For a month now, cards by the hundreds of thousands have come from all over the world -- well wishes and Christmas greetings from cities and countries the Kentucky boy had never before even heard of.
As far as his mother, Jessica Dingus, is concerned, "It's a Christmas miracle."
At first, the cards came in slowly. A family friend had posted an appeal for well-wishes on Facebook. Dalton's mother would display them on the mantel and in his room beside his bed. Most came from neighbors and friends, a few from friends of friends.
That first post on Facebook went viral, spreading across the Internet, getting picked up by a local newspaper and other media.
Miss Kentucky showed up at Dalton's house in Salyersville, Ky., carrying some cards. So did a unit of Kentucky State Troopers and the star of Animal Planet's "Call of the Wildman."
By Wednesday, his mother estimated the boy had received 504,269 cards.
On Christmas Eve alone, the postal service delivered 30,000 individual letters, plus 1,972 packages, some of which were filled with cards and 55 express packages, said David Walton, a spokesman for the US Postal Service.
UPS and FedEx delivered hundreds more. Dalton has stage four cystic fibrosis. In October, his mother said, "Doctors had given up on him."
"We left the hospital to come home. They gave him two to eight days to live," Jessica Dingus told ABCNews.com
Dalton takes 18 different medicines every day, including "lots of pills and antibiotics," his mother said.
He goes through 12 liters of oxygen a day and wears a face mask to help him breathe, making him look like a miniature fighter pilot with an interest in coloring and playing with Lego blocks.
For weeks since the cards started coming, Jessica Dingus said, Dalton's health has improved.
"He's doing pretty good now," she said. "It's just been the best Christmas ever.
"He's excited for the first time in a long time," she said. "He's smiling more. He's laughing more, he's beginning to become how he was two years ago.

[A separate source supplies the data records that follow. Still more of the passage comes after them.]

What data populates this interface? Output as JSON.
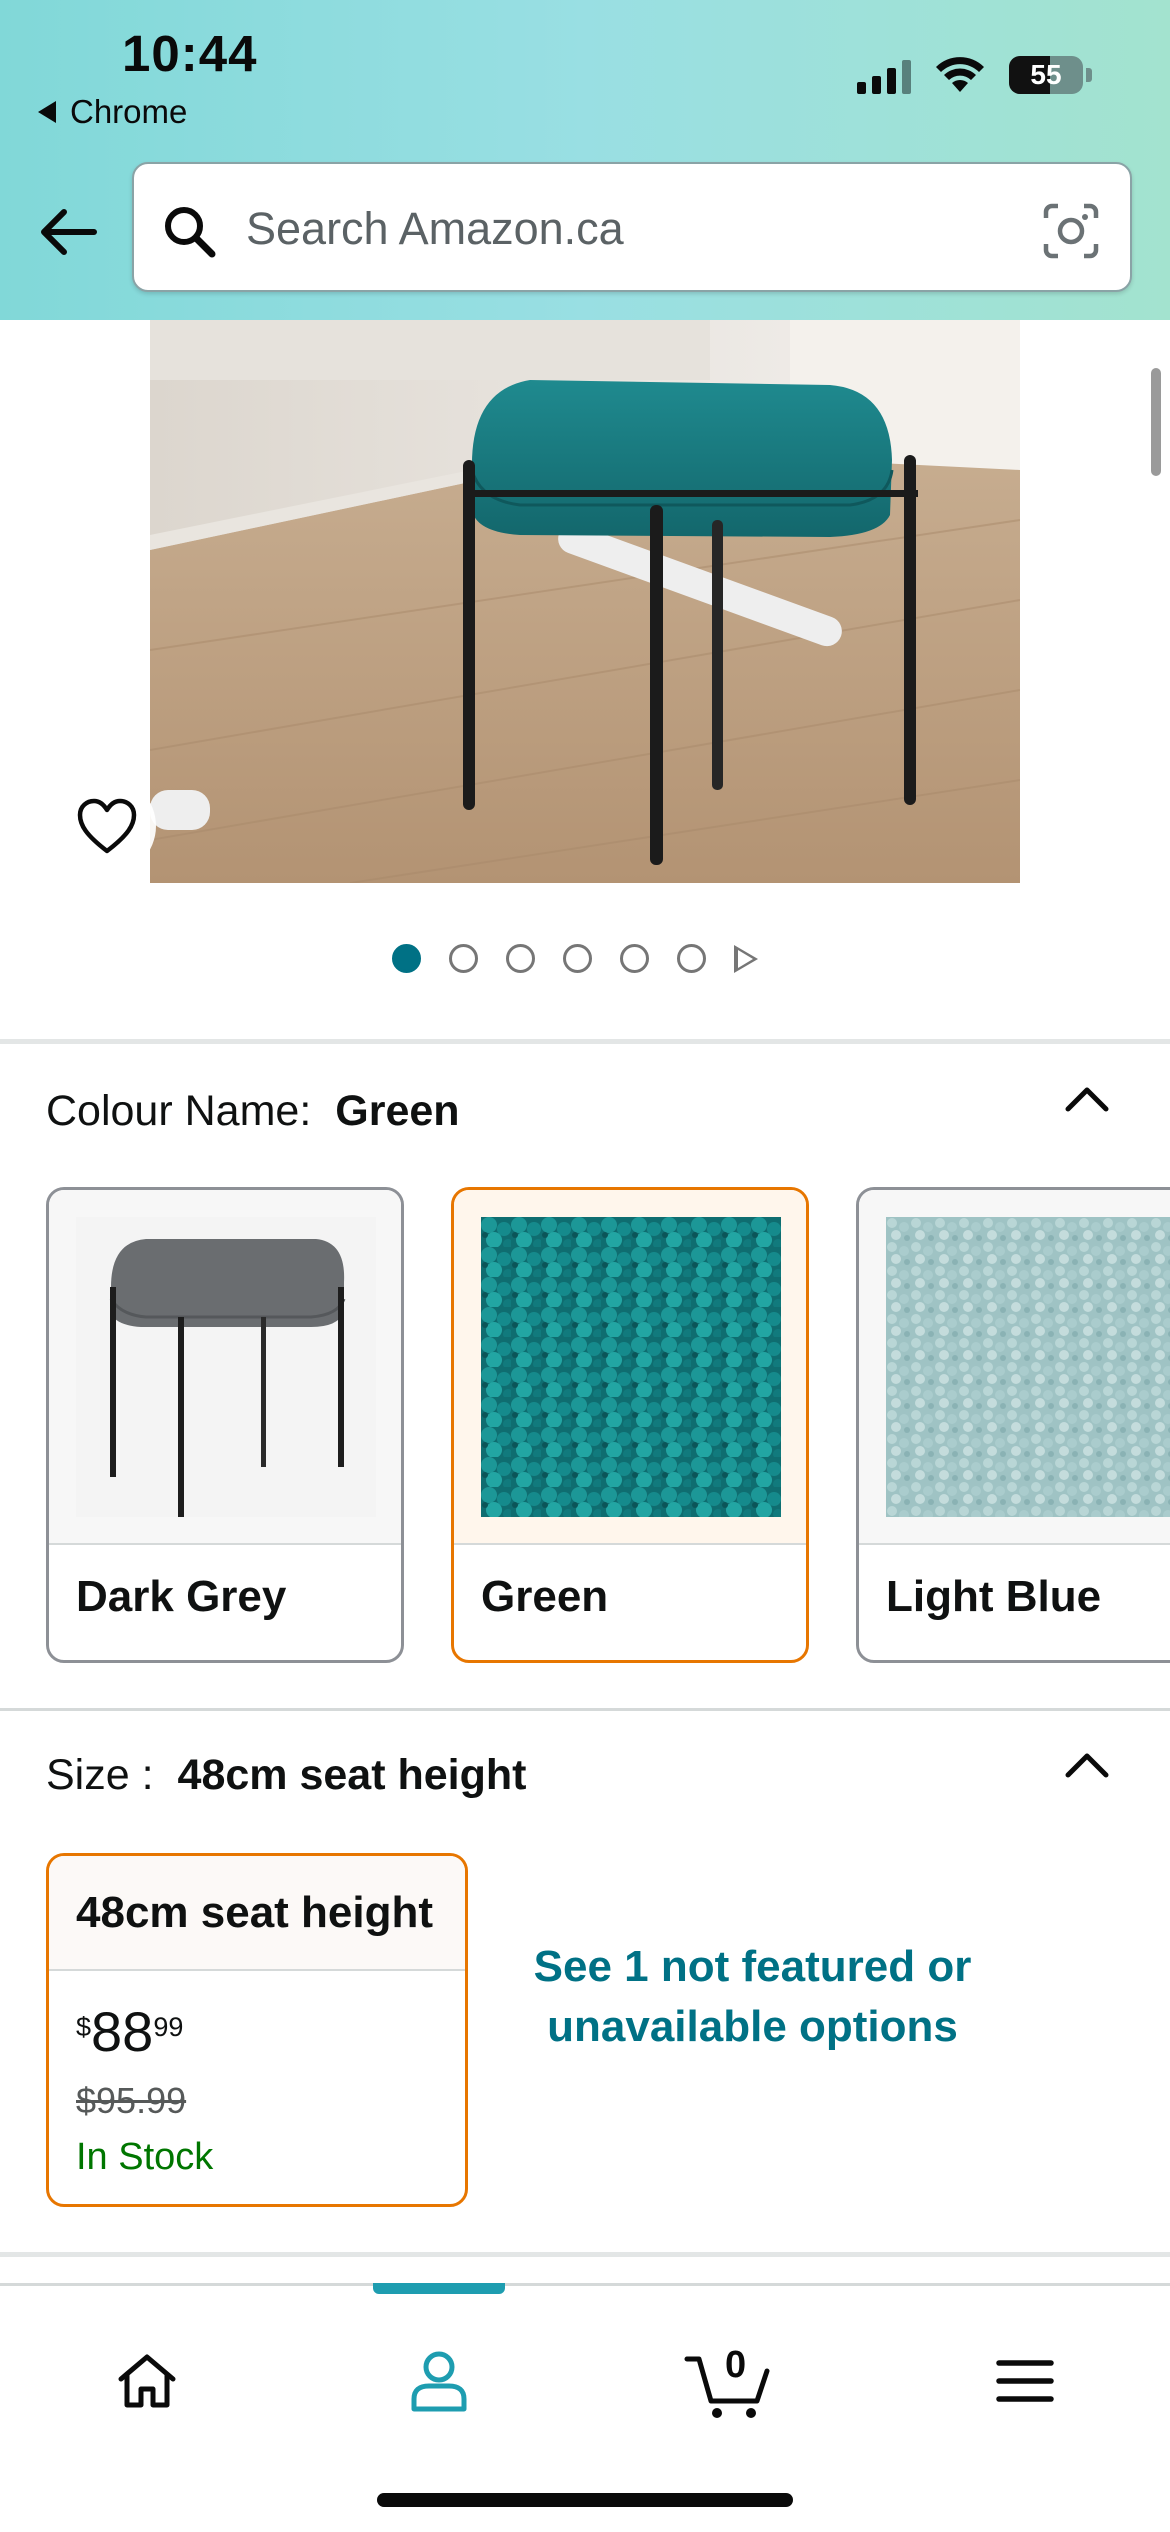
{
  "status_bar": {
    "time": "10:44",
    "back_app": "Chrome",
    "battery": "55"
  },
  "search": {
    "placeholder": "Search Amazon.ca"
  },
  "gallery": {
    "image_count": 6,
    "active_index": 0
  },
  "colour": {
    "label": "Colour Name:",
    "selected": "Green",
    "options": [
      {
        "name": "Dark Grey"
      },
      {
        "name": "Green"
      },
      {
        "name": "Light Blue"
      }
    ]
  },
  "size": {
    "label": "Size :",
    "selected": "48cm seat height",
    "option": {
      "name": "48cm seat height",
      "currency": "$",
      "price_whole": "88",
      "price_fraction": "99",
      "old_price": "$95.99",
      "stock": "In Stock"
    },
    "more_options": "See 1 not featured or unavailable options"
  },
  "bottom_nav": {
    "items": [
      "home",
      "account",
      "cart",
      "menu"
    ],
    "active": "account",
    "cart_count": "0"
  },
  "colors": {
    "accent_teal": "#007185",
    "selected_border": "#e77600",
    "in_stock": "#007600"
  }
}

"I think just knowing people really do care for him, that the cards let him know people love him, it has all helped," she said.
The cards can longer fit in Dalton's home. The letter carrier can't fit them all in her truck anymore, and a local television reporter has taken to filling a trailer to bring all the cards to Dalton's grandfather's church.
There, at the Bethlehem to Cavalry Apostolic Church, dozens of volunteers, 50 of them on Christmas Eve alone, sorted the mail fire-brigade style, forming lines and handing off the letters to empty the trailer.
The volunteers count the cards and open and read each of them, flagging special ones to be brought to Dalton for him to read.
"We're looking for those special cards we think Dalton would like to read. One little girl said she wished he was her boyfriend," said Debra Williams, a volunteer at the church.
"The big majority of the town has sent cards or is helping out. Everyone just wants to do what we can. We're all just praying and hoping," she said.
Despite some reports that Dalton had already broken the record for receiving the most Christmas cards, spokeswoman Jamie Panas said Guinness "currently does not monitor a category for this."
However, Guinness does have an old record on the books. As of 1992, the last official time Guinness allowed for a Christmas card category, Canadian Jarrod Booth had collected 205,120.
Jessica Dingus told ABCNews.com that she has since registered Dalton in the hopes the record keepers will open a category for him.
There are some reports that Dalton has only until Dec. 31 to break the record, but Panas said that was not true.
To send Dalton a Christmas card, address it to: Dalton Dingus HC 62 Box 1249 Salyersville, KY 41465.